For the string "icon", find every matching line in the records and copy it.

^^^^^^^^^^^^^^^^

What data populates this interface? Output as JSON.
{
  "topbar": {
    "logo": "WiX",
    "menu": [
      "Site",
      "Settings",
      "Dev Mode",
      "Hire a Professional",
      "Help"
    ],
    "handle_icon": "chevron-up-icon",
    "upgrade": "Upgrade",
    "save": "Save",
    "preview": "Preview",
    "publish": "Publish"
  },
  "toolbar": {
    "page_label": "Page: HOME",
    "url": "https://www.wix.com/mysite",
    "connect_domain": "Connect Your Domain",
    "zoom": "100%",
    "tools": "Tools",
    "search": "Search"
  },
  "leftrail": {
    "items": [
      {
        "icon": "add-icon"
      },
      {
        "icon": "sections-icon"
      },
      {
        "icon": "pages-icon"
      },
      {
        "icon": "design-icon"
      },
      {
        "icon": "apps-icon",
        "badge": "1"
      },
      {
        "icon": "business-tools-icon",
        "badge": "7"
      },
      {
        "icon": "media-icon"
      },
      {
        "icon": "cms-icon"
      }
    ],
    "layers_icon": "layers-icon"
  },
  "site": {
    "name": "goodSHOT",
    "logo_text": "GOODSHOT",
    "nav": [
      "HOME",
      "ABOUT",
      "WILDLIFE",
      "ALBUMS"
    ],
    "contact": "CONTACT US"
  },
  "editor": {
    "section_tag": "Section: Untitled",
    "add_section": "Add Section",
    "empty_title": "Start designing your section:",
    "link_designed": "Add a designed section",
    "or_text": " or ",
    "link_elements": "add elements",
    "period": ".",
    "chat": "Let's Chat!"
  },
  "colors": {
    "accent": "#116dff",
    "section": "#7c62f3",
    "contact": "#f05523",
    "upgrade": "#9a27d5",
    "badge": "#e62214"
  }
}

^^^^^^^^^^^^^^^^

(Answer space)
    "handle_icon": "chevron-up-icon",
        "icon": "add-icon"
        "icon": "sections-icon"
        "icon": "pages-icon"
        "icon": "design-icon"
        "icon": "apps-icon",
        "icon": "business-tools-icon",
        "icon": "media-icon"
        "icon": "cms-icon"
    "layers_icon": "layers-icon"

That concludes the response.